━━━ Available data ━━━
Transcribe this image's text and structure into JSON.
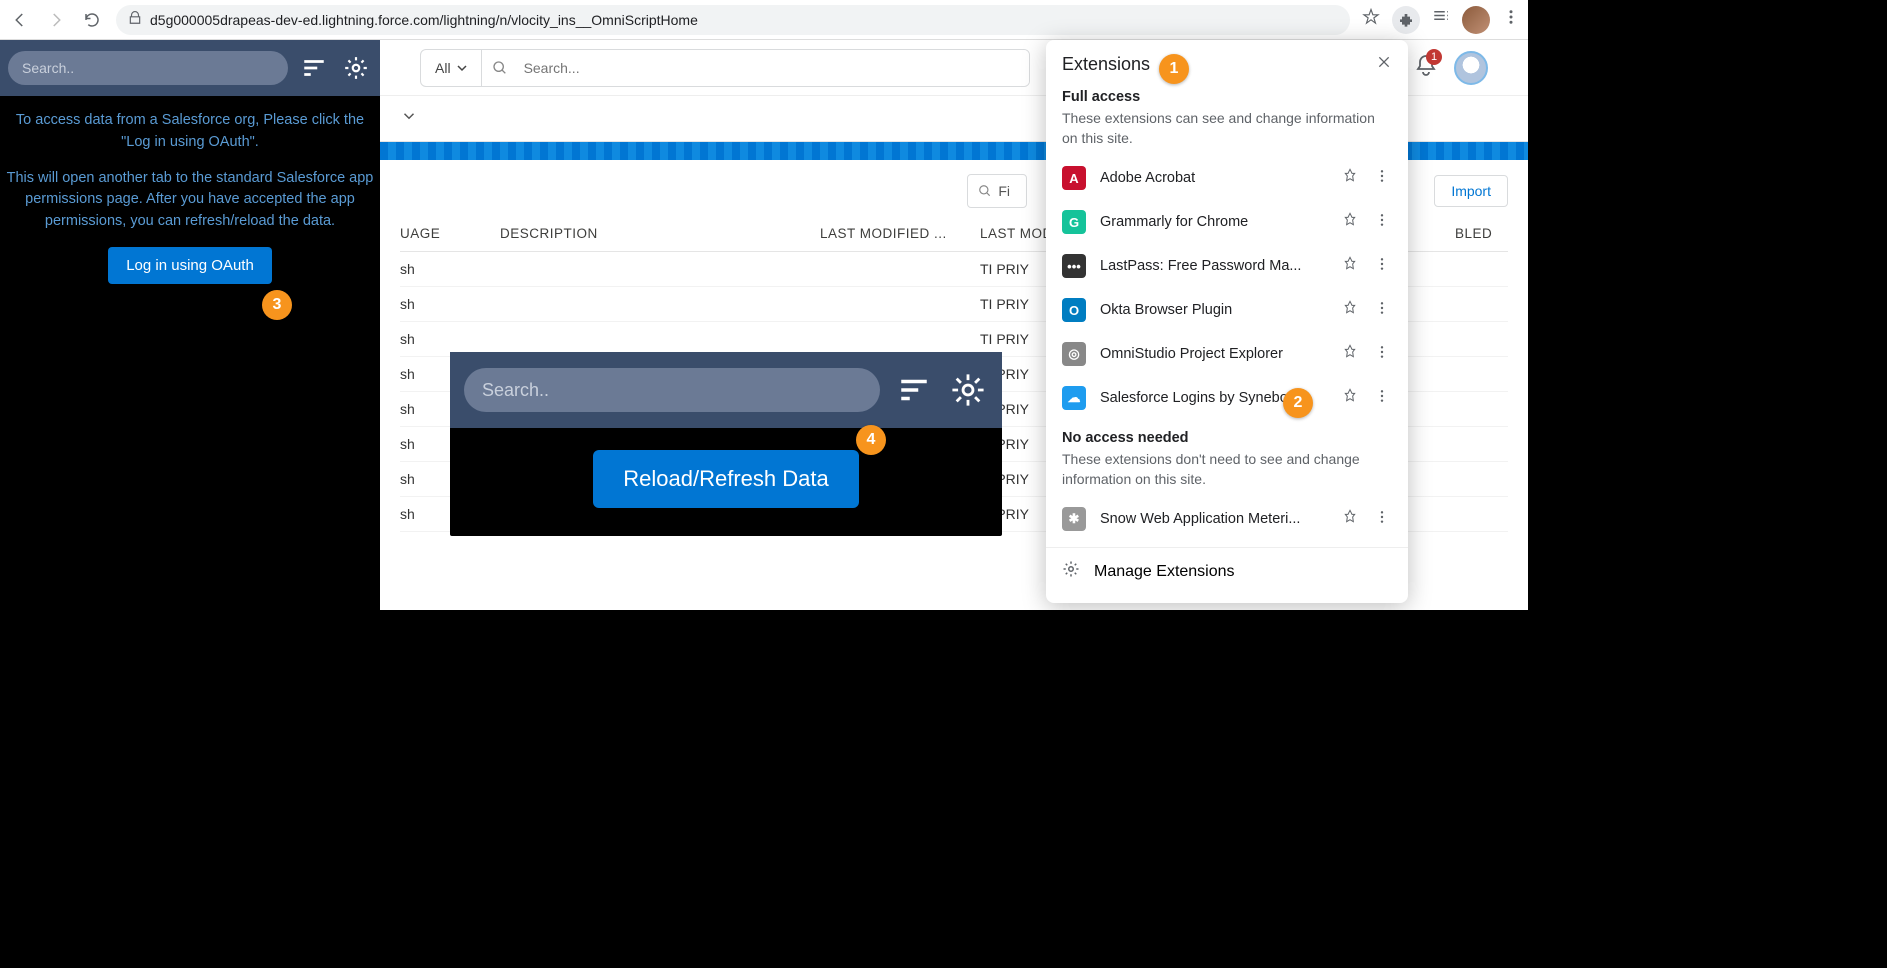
{
  "browser": {
    "url": "d5g000005drapeas-dev-ed.lightning.force.com/lightning/n/vlocity_ins__OmniScriptHome"
  },
  "leftPanel": {
    "searchPlaceholder": "Search..",
    "para1": "To access data from a Salesforce org, Please click the \"Log in using OAuth\".",
    "para2": "This will open another tab to the standard Salesforce app permissions page. After you have accepted the app permissions, you can refresh/reload the data.",
    "oauthBtn": "Log in using OAuth"
  },
  "floatPanel": {
    "searchPlaceholder": "Search..",
    "reloadBtn": "Reload/Refresh Data"
  },
  "salesforce": {
    "searchAll": "All",
    "searchPlaceholder": "Search...",
    "notificationCount": "1",
    "findPlaceholder": "Fi",
    "importBtn": "Import",
    "columns": {
      "lang": "UAGE",
      "desc": "DESCRIPTION",
      "lm1": "LAST MODIFIED ...",
      "lm2": "LAST MODIF",
      "enabled": "BLED"
    },
    "langCell": "sh",
    "modByCell": "TI PRIY"
  },
  "extPopup": {
    "title": "Extensions",
    "fullAccessTitle": "Full access",
    "fullAccessDesc": "These extensions can see and change information on this site.",
    "noAccessTitle": "No access needed",
    "noAccessDesc": "These extensions don't need to see and change information on this site.",
    "items": [
      {
        "name": "Adobe Acrobat",
        "bg": "#c8102e",
        "txt": "A"
      },
      {
        "name": "Grammarly for Chrome",
        "bg": "#15c39a",
        "txt": "G"
      },
      {
        "name": "LastPass: Free Password Ma...",
        "bg": "#333",
        "txt": "•••"
      },
      {
        "name": "Okta Browser Plugin",
        "bg": "#007dc1",
        "txt": "O"
      },
      {
        "name": "OmniStudio Project Explorer",
        "bg": "#888",
        "txt": "◎"
      },
      {
        "name": "Salesforce Logins by Synebo",
        "bg": "#1e9cef",
        "txt": "☁"
      }
    ],
    "noAccessItems": [
      {
        "name": "Snow Web Application Meteri...",
        "bg": "#999",
        "txt": "✱"
      }
    ],
    "manage": "Manage Extensions"
  },
  "annotations": {
    "a1": "1",
    "a2": "2",
    "a3": "3",
    "a4": "4"
  }
}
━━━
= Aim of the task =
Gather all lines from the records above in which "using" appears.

= The answer =
    "para1": "To access data from a Salesforce org, Please click the \"Log in using OAuth\".",
    "oauthBtn": "Log in using OAuth"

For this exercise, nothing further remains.